• [Your objective]: Look through the listing for the word "网站支付". Copy each line that has it.

• [Data shown]:
* * * * * * * * *
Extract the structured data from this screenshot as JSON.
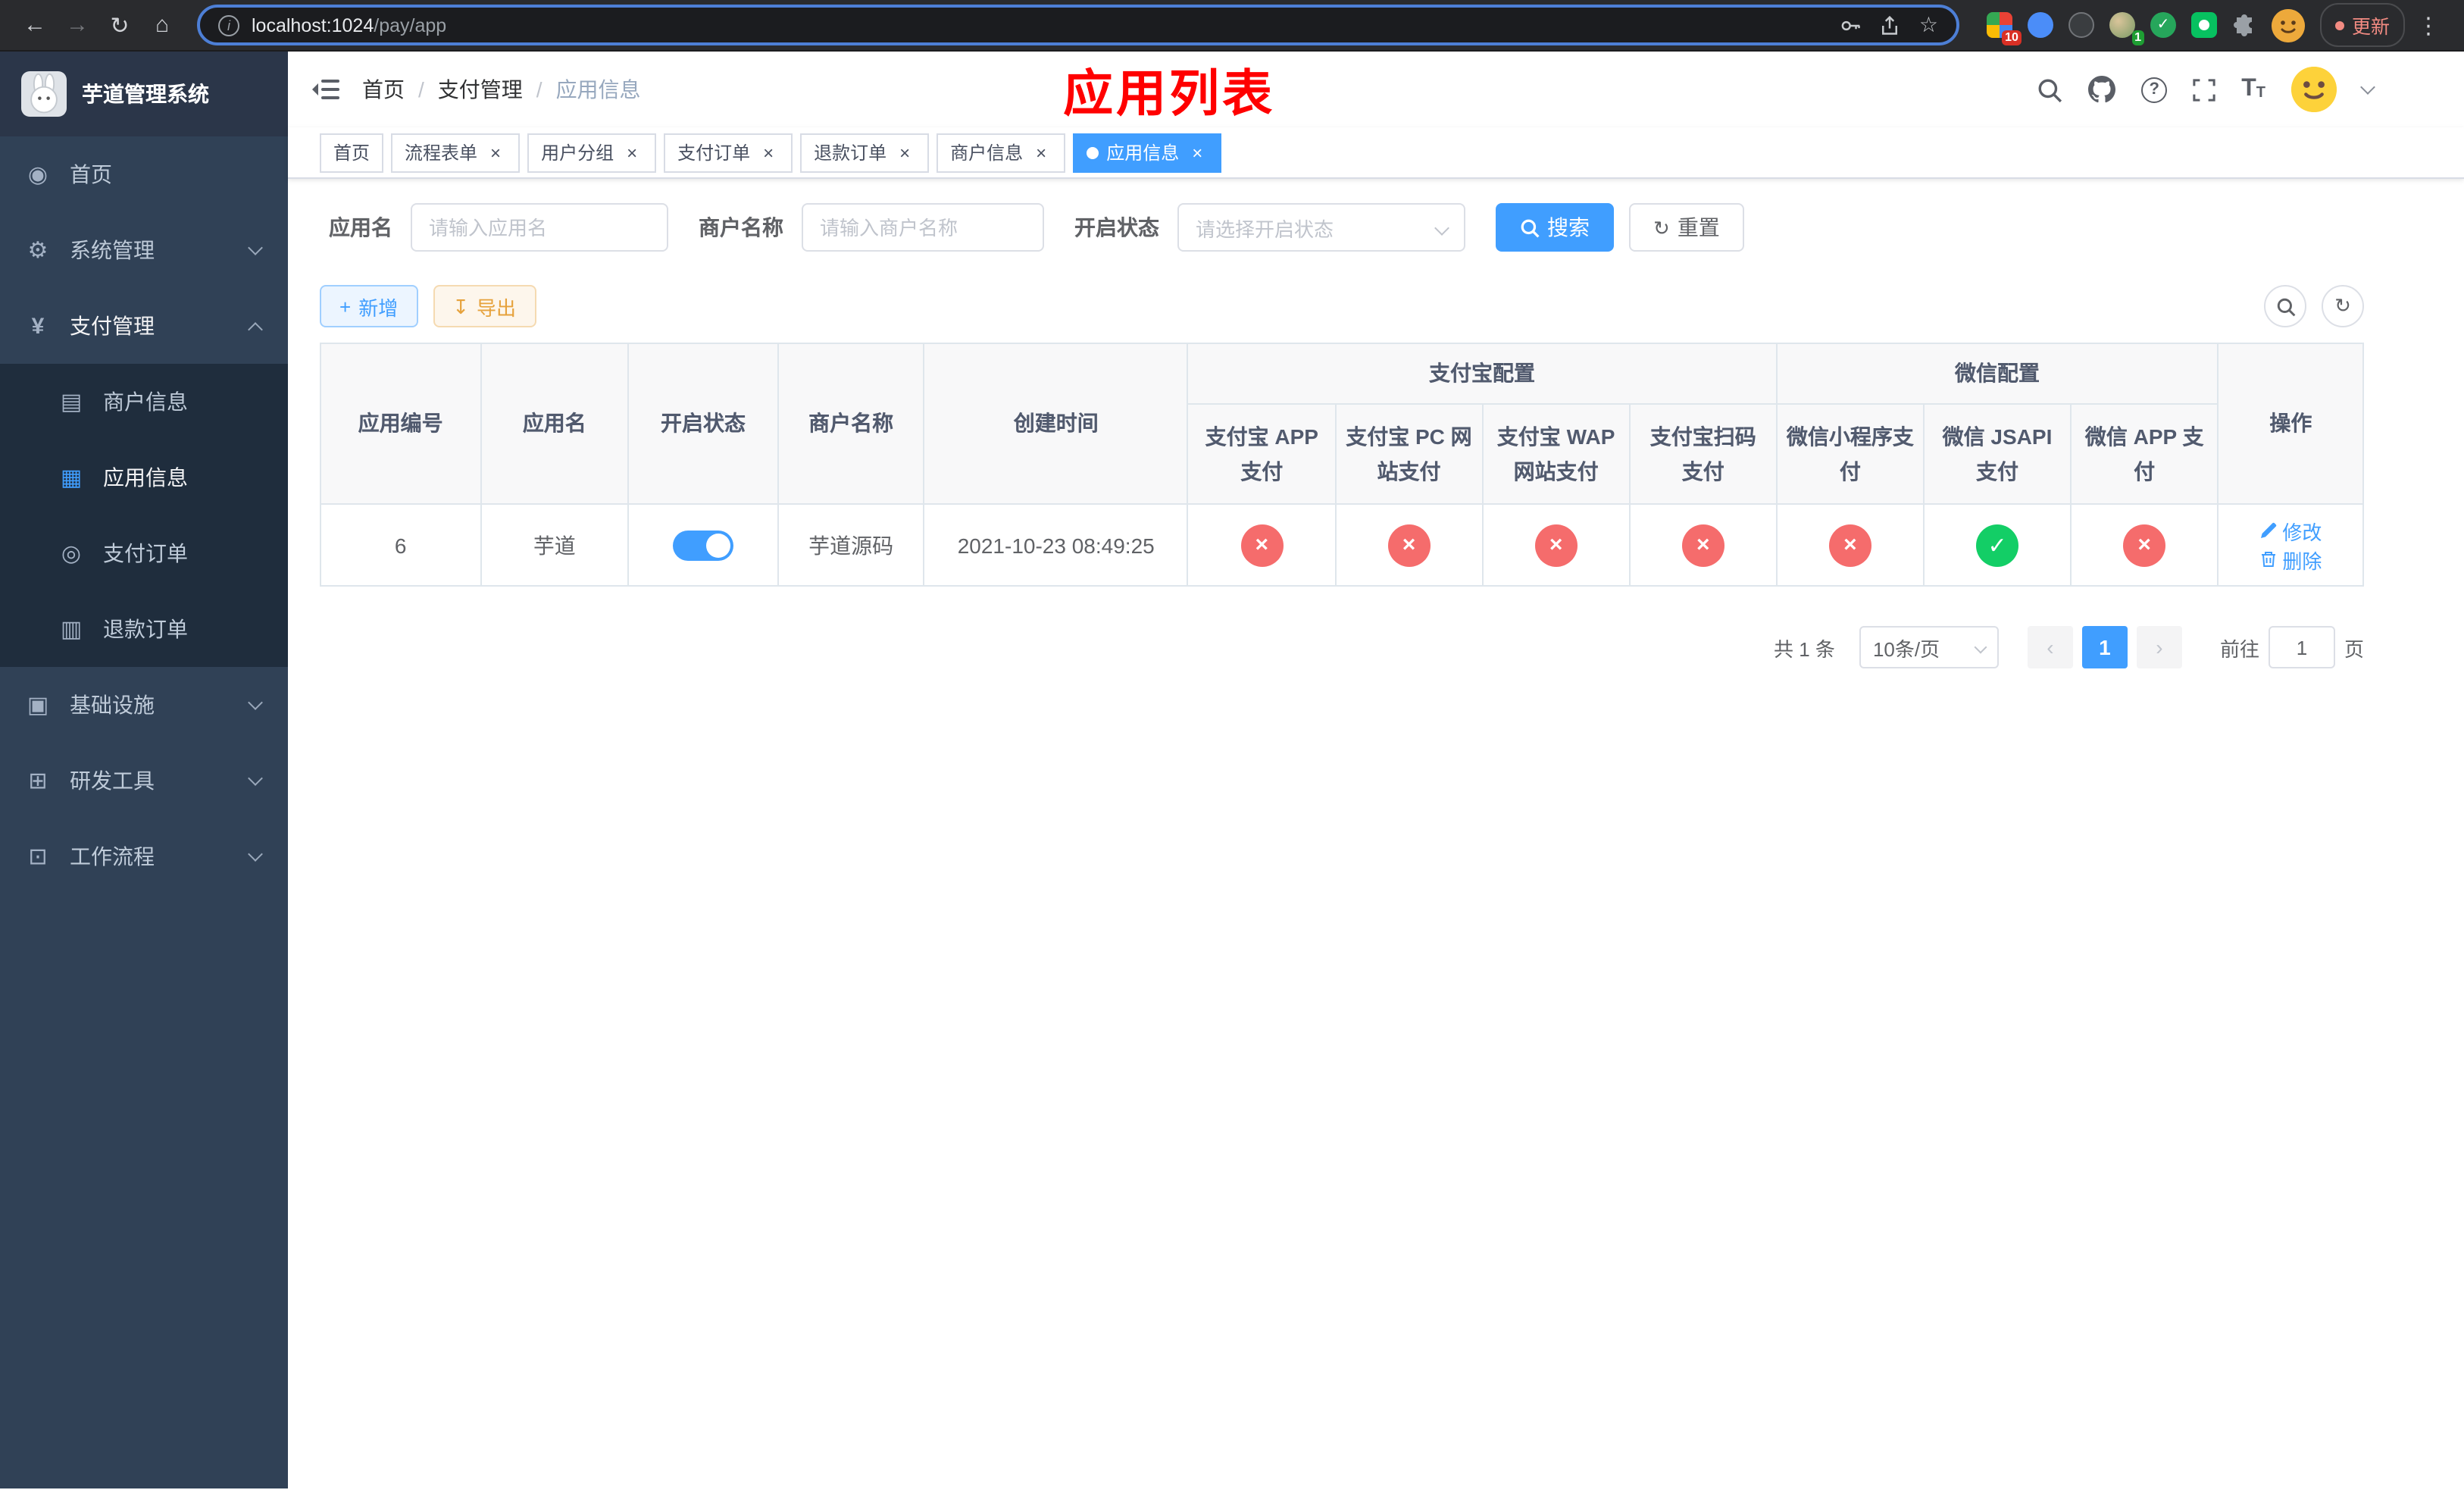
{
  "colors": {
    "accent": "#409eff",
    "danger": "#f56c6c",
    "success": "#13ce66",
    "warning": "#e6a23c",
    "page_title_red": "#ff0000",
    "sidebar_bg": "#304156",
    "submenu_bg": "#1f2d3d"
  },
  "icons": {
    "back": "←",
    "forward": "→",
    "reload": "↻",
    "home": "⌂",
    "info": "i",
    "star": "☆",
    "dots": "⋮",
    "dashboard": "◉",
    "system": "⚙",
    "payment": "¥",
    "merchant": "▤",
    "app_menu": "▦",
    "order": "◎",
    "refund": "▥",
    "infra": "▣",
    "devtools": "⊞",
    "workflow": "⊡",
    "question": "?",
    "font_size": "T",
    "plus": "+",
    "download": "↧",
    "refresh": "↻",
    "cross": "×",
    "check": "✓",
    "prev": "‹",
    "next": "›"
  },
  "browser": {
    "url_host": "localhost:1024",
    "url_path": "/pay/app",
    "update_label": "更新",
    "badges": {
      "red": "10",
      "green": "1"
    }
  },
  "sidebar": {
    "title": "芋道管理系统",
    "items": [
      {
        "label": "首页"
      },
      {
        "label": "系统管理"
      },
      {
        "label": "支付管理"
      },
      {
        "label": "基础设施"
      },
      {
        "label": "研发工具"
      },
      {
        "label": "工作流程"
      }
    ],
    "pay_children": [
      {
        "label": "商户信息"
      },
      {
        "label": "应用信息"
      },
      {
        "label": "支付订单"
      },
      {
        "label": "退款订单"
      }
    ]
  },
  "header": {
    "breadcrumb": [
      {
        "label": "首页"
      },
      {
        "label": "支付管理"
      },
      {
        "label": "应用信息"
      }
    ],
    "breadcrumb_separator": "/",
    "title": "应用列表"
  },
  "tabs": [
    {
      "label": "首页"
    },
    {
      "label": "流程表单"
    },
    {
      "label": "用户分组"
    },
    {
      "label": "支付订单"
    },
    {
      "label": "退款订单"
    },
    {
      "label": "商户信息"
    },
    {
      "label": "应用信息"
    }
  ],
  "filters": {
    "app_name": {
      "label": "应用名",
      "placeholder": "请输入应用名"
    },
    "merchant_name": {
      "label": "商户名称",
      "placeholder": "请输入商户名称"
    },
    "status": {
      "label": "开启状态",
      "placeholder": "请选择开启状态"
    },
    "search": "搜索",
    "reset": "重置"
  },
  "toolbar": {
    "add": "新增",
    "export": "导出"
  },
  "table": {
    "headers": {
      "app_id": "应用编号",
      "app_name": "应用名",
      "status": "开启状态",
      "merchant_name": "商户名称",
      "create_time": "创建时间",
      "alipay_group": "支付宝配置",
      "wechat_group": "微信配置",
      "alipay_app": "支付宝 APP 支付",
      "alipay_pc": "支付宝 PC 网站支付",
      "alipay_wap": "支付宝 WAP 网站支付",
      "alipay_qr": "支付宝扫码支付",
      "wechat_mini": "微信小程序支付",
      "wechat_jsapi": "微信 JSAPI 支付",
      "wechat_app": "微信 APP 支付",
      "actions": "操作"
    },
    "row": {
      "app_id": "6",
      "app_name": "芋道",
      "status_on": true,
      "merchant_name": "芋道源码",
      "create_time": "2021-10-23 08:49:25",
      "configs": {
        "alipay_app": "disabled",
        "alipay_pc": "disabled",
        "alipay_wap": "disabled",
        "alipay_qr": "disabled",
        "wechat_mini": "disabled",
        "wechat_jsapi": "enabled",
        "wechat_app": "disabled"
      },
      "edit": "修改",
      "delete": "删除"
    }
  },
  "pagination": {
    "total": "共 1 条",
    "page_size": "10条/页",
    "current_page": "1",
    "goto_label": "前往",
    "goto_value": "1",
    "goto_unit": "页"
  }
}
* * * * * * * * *
• [Output of the exercise]:
      "alipay_pc": "支付宝 PC 网站支付",
      "alipay_wap": "支付宝 WAP 网站支付",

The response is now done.